Photographing the globular star clusters and other deep sky objects is usually done with a telescope and using either with a color camera or black & white with color filters. Globular clusters are usually bright which makes them simple to photograph. The fainter clusters usually require a larger telescope and more exposure time. Generally, this kind of photography will require the main telescope, a guide telescope, imaging collecting software, and automation of some kind. I used ACP for automation which connects to MaximDL and FocusMax. ACP moves the telescope to the object, center it, take the exposures, and focus the telescope as needed.
I usually use exposures of 60 seconds to 300 seconds and take anywhere from 30 minutes to 60 minutes of imaging time. With fainter clusters I will go longer than 60 minutes. The color cameras have the advantage of just taking one set of images. The cameras that require color filters also need to take a set of images for each filter. The advantage of using a black and white camera with filters is the quantum efficiency is much better than a color camera.
I used a software package called PixInsight to calibrate the images, align, and stack the images. With non-color cameras this is done with images for each filter, then the red, green, blue is combined into a single color image. I use PixInsight for some post processing once a final image is created, however, I do most of my work on Lightroom Classic, Photoshop, and Photoshop plug-in.

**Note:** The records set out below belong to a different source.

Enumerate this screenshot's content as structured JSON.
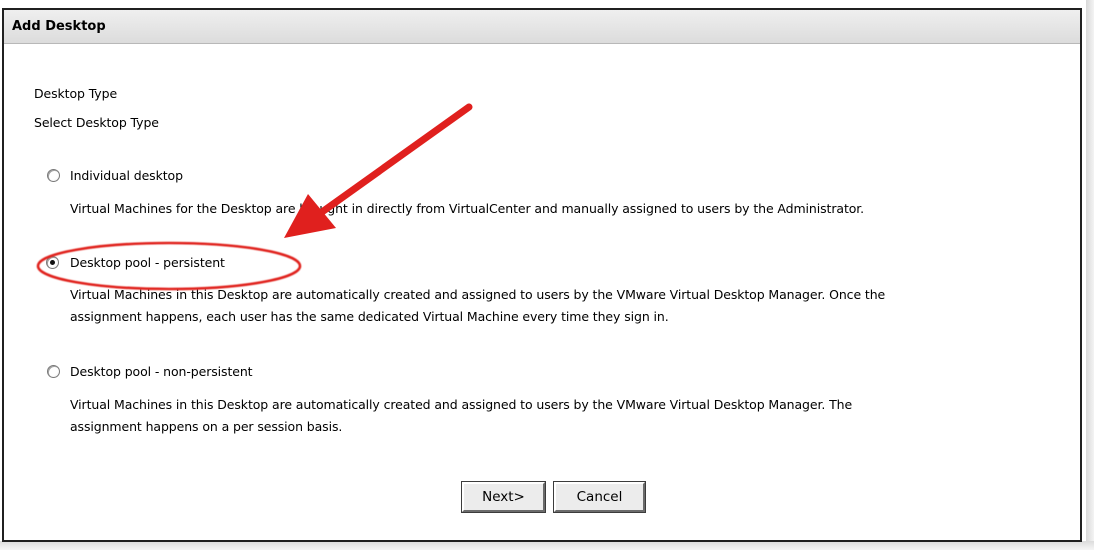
{
  "dialog": {
    "title": "Add Desktop",
    "section_heading": "Desktop Type",
    "section_subheading": "Select Desktop Type"
  },
  "options": [
    {
      "label": "Individual desktop",
      "selected": false,
      "description": [
        "Virtual Machines for the Desktop are brought in directly from VirtualCenter and manually assigned to users by the Administrator."
      ]
    },
    {
      "label": "Desktop pool - persistent",
      "selected": true,
      "description": [
        "Virtual Machines in this Desktop are automatically created and assigned to users by the VMware Virtual Desktop Manager. Once the",
        "assignment happens, each user has the same dedicated Virtual Machine every time they sign in."
      ]
    },
    {
      "label": "Desktop pool - non-persistent",
      "selected": false,
      "description": [
        "Virtual Machines in this Desktop are automatically created and assigned to users by the VMware Virtual Desktop Manager. The",
        "assignment happens on a per session basis."
      ]
    }
  ],
  "buttons": {
    "next_label": "Next>",
    "cancel_label": "Cancel"
  },
  "annotation": {
    "color": "#e0201e"
  }
}
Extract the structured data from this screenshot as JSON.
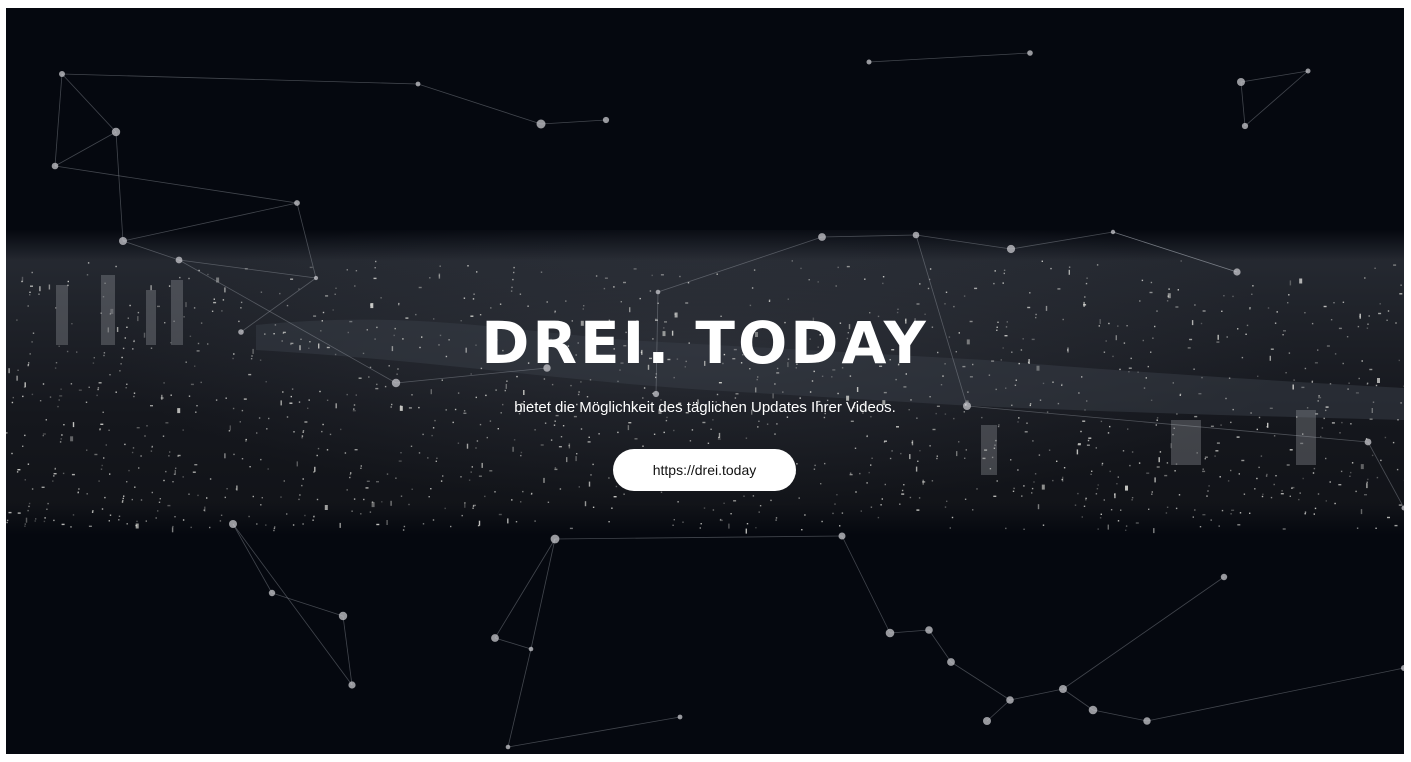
{
  "hero": {
    "title": "DREI. TODAY",
    "subtitle": "bietet die Möglichkeit des täglichen Updates Ihrer Videos.",
    "button_label": "https://drei.today"
  },
  "colors": {
    "background": "#05080f",
    "text": "#ffffff",
    "button_bg": "#ffffff",
    "button_text": "#111111"
  }
}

For I know that this will turn out for my deliverance through your prayer and the supply of the Spirit of Jesus Christ. Philippians 1:19